Adding to an already busy summer of New York state employment law developments, employers and human resources professionals should take note of an amendment to the state’s Human Rights Law that adds protections for employees based on certain “traits,” including hairstyle. The amendment passed the State Legislature in June, and Governor Cuomo signed it into law on Friday, July 12, 2019. The law takes effect immediately.
It is well-known that race is a protected characteristic under the law. The amended law adds to the definition of “race.” Under the amendment, “race” now includes “traits historically associated with race, including but not limited to, hair texture and protective hairstyles.” “Protective hairstyles” are defined by the law as hairstyles such as “braids, locks, and twists.”
Employers should note, however, that the law identifies hair as just one possible “trait” that could be considered “historically associated with race.”
The law makes New York the second state to expressly protect hairstyles under its anti-discrimination law. California passed a similar law earlier this month.

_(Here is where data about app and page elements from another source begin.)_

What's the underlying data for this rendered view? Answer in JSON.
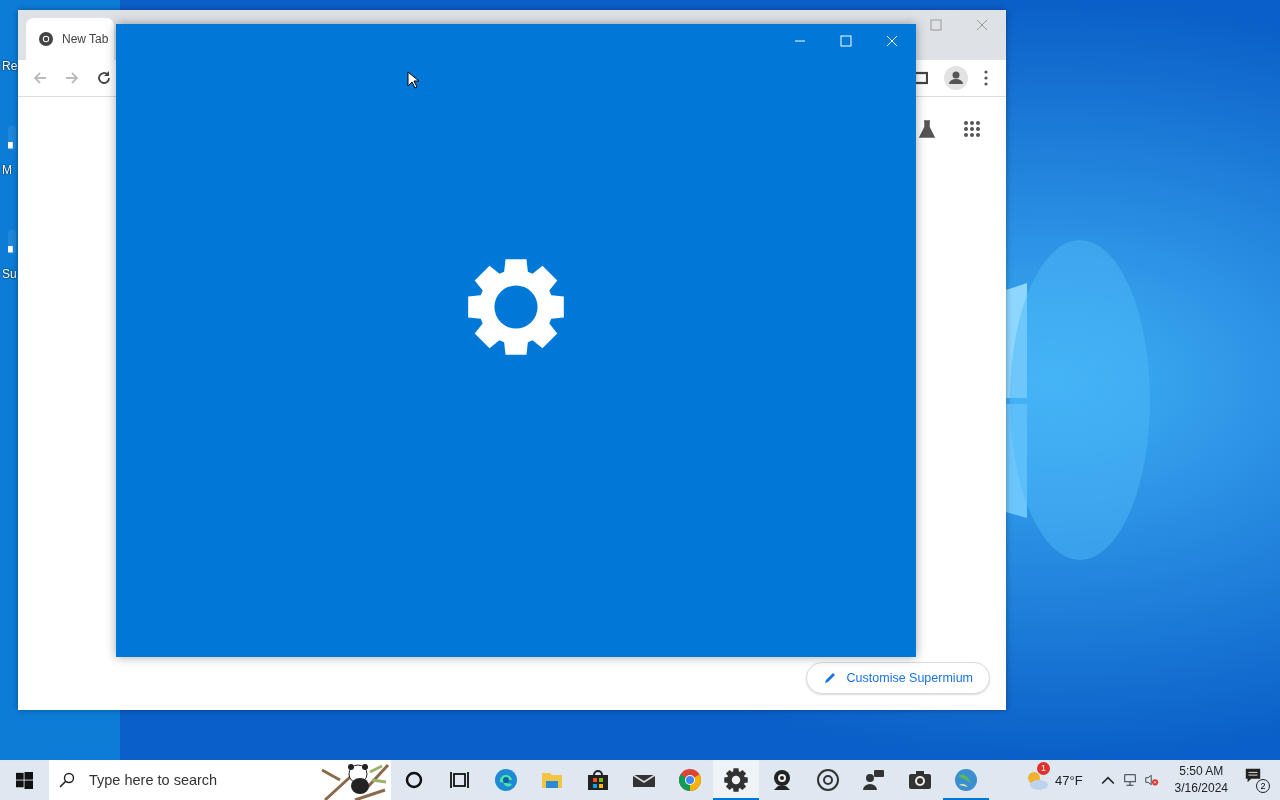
{
  "desktop_icons": [
    {
      "label": "Re"
    },
    {
      "label": "M"
    },
    {
      "label": "Su"
    }
  ],
  "browser": {
    "tab": {
      "title": "New Tab"
    },
    "customise_button": "Customise Supermium"
  },
  "taskbar": {
    "search": {
      "placeholder": "Type here to search"
    },
    "apps": [
      {
        "kind": "cortana",
        "selected": false,
        "running": false
      },
      {
        "kind": "taskview",
        "selected": false,
        "running": false
      },
      {
        "kind": "edge",
        "selected": false,
        "running": false
      },
      {
        "kind": "folder",
        "selected": false,
        "running": false
      },
      {
        "kind": "store",
        "selected": false,
        "running": false
      },
      {
        "kind": "mail",
        "selected": false,
        "running": false
      },
      {
        "kind": "chrome",
        "selected": false,
        "running": false
      },
      {
        "kind": "gear",
        "selected": true,
        "running": true
      },
      {
        "kind": "webcam",
        "selected": false,
        "running": false
      },
      {
        "kind": "disc",
        "selected": false,
        "running": false
      },
      {
        "kind": "people",
        "selected": false,
        "running": false
      },
      {
        "kind": "camera",
        "selected": false,
        "running": false
      },
      {
        "kind": "globe",
        "selected": false,
        "running": true
      }
    ],
    "weather": {
      "temperature": "47°F",
      "badge": "1"
    },
    "time": "5:50 AM",
    "date": "3/16/2024",
    "notifications": "2"
  }
}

The measure brings the New York State Human Rights Law in closer alignment with the New York City Human Rights Law. In February, the City Commission on Human Rights published legal enforcement guidance on hairstyle discrimination in the workplace. That guidance states that the New York City Human Rights Law protects individual rights “to maintain natural hair or hairstyles that are closely associated with their racial, ethnic, or cultural identities.”
This alert does not purport to be a substitute for advice of counsel on specific matters.
Harris Beach has offices throughout New York State, including Albany, Buffalo, Ithaca, Melville, New York City, Rochester, Saratoga Springs, Syracuse, Uniondale and White Plains, as well as New Haven, Connecticut and Newark, New Jersey.